### WHAT YOU ARE ASKED TO DO:
Pick out the lines below with "structured" and list them.

Data about app and page elements
-------
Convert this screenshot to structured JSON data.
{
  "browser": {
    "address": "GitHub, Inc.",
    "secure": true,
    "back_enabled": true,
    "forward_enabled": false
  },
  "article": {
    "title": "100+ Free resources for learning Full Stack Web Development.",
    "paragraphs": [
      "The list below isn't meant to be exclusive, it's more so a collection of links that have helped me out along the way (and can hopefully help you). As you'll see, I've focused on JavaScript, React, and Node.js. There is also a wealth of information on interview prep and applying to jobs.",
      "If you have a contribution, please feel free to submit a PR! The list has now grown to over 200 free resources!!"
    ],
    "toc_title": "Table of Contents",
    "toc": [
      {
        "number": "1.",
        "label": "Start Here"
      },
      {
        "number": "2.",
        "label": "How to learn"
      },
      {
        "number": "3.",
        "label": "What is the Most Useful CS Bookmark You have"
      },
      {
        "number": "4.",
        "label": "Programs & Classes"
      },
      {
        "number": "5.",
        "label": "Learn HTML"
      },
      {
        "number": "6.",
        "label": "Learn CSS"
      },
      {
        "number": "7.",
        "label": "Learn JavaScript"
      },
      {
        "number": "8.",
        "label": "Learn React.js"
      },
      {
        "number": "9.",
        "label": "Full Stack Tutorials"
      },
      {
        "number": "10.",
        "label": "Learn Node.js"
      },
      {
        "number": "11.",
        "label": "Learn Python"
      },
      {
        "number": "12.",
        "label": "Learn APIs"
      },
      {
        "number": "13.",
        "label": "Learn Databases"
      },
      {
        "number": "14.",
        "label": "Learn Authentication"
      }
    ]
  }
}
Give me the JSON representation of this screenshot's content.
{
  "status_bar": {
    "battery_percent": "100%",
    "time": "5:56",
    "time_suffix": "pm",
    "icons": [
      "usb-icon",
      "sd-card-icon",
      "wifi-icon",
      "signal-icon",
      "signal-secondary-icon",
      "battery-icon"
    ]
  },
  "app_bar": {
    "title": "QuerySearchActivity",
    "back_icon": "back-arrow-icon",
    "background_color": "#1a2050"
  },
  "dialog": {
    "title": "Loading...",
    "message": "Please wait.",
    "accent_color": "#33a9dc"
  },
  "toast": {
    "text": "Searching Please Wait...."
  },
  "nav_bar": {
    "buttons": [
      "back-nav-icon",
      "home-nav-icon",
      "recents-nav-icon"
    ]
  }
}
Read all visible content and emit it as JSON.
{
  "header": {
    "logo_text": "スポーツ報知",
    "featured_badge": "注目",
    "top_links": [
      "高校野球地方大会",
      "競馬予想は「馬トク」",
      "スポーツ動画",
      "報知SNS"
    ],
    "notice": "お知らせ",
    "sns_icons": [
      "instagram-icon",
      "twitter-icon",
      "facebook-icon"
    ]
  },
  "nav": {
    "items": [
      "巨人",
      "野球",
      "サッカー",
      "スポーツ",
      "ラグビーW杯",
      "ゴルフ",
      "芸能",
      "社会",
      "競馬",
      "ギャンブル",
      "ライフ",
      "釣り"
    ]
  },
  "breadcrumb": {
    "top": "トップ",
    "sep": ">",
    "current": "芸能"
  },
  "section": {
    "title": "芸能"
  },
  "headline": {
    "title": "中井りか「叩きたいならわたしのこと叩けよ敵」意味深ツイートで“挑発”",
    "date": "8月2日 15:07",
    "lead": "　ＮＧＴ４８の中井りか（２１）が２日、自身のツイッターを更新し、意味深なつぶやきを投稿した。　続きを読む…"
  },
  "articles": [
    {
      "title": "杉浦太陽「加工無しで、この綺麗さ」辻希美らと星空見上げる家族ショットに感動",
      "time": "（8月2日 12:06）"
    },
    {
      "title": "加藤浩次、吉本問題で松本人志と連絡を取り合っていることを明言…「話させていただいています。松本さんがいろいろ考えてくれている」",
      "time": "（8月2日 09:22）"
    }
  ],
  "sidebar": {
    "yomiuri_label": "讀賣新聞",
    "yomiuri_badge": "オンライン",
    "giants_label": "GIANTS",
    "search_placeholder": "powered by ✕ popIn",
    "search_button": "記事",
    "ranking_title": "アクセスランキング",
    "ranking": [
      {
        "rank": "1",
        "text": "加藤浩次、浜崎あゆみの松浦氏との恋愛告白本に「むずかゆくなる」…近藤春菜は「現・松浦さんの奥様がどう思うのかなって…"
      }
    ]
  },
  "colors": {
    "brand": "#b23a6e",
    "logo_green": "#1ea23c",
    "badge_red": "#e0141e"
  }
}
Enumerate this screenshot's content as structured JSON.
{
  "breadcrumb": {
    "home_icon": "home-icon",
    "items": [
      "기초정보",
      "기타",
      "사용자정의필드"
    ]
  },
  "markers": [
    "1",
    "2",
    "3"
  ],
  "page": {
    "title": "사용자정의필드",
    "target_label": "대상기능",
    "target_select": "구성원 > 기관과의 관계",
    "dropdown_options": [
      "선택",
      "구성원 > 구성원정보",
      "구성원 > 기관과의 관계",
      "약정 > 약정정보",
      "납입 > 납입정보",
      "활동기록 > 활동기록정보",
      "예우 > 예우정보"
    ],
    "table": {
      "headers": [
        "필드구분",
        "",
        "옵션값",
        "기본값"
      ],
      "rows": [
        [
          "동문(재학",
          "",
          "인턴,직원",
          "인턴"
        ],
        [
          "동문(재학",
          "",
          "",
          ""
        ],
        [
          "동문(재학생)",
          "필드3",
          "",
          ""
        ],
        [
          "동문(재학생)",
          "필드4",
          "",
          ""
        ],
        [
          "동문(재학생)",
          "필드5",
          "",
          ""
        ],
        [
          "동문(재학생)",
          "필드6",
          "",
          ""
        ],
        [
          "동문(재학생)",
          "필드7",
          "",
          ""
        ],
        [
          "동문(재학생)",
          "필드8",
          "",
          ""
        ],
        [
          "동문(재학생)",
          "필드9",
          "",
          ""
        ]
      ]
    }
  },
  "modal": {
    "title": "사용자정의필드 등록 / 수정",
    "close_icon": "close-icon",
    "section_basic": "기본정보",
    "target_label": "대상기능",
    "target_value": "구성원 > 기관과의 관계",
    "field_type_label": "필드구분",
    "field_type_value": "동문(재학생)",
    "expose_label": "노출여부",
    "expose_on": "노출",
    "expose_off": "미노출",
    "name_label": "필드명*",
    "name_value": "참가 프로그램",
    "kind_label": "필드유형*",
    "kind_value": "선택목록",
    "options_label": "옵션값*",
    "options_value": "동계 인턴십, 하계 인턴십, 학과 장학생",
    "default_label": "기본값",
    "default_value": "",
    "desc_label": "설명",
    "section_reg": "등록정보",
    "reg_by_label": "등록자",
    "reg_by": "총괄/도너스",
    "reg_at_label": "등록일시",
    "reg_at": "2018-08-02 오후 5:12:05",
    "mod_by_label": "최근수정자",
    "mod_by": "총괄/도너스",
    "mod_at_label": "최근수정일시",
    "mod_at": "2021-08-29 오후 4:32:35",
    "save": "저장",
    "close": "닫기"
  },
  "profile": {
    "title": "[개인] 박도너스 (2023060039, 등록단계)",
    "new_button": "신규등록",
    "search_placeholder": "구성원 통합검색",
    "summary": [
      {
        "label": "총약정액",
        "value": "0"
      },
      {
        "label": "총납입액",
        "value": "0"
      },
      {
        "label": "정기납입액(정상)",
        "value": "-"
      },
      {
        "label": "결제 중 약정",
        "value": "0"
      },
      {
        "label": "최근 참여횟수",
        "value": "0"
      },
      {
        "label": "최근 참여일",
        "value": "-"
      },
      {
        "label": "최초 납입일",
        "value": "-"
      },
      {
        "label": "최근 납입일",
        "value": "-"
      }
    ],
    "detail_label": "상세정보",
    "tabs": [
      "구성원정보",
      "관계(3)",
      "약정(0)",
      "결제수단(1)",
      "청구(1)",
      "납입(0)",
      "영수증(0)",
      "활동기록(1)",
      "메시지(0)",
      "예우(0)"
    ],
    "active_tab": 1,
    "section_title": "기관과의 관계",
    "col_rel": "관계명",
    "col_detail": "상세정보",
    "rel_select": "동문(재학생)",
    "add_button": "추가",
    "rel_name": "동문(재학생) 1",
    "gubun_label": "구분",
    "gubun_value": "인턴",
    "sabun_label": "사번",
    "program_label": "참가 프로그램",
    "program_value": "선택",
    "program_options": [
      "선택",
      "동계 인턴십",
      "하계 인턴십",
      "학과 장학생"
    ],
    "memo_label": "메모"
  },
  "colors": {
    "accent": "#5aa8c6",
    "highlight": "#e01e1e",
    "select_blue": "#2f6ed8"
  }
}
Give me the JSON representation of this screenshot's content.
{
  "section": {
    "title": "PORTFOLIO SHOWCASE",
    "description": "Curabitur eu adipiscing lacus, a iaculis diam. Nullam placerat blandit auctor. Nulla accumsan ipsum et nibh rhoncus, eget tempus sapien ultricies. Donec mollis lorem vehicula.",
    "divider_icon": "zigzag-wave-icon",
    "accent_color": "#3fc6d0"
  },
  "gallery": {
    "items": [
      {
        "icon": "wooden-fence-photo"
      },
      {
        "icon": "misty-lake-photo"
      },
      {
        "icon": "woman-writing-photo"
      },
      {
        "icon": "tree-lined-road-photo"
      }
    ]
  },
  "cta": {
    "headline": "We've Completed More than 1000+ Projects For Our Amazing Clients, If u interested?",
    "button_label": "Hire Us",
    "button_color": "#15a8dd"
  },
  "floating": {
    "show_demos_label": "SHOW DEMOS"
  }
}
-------
### FINAL ANSWER:
Convert this screenshot to structured JSON data.
Enumerate this screenshot's content as structured JSON.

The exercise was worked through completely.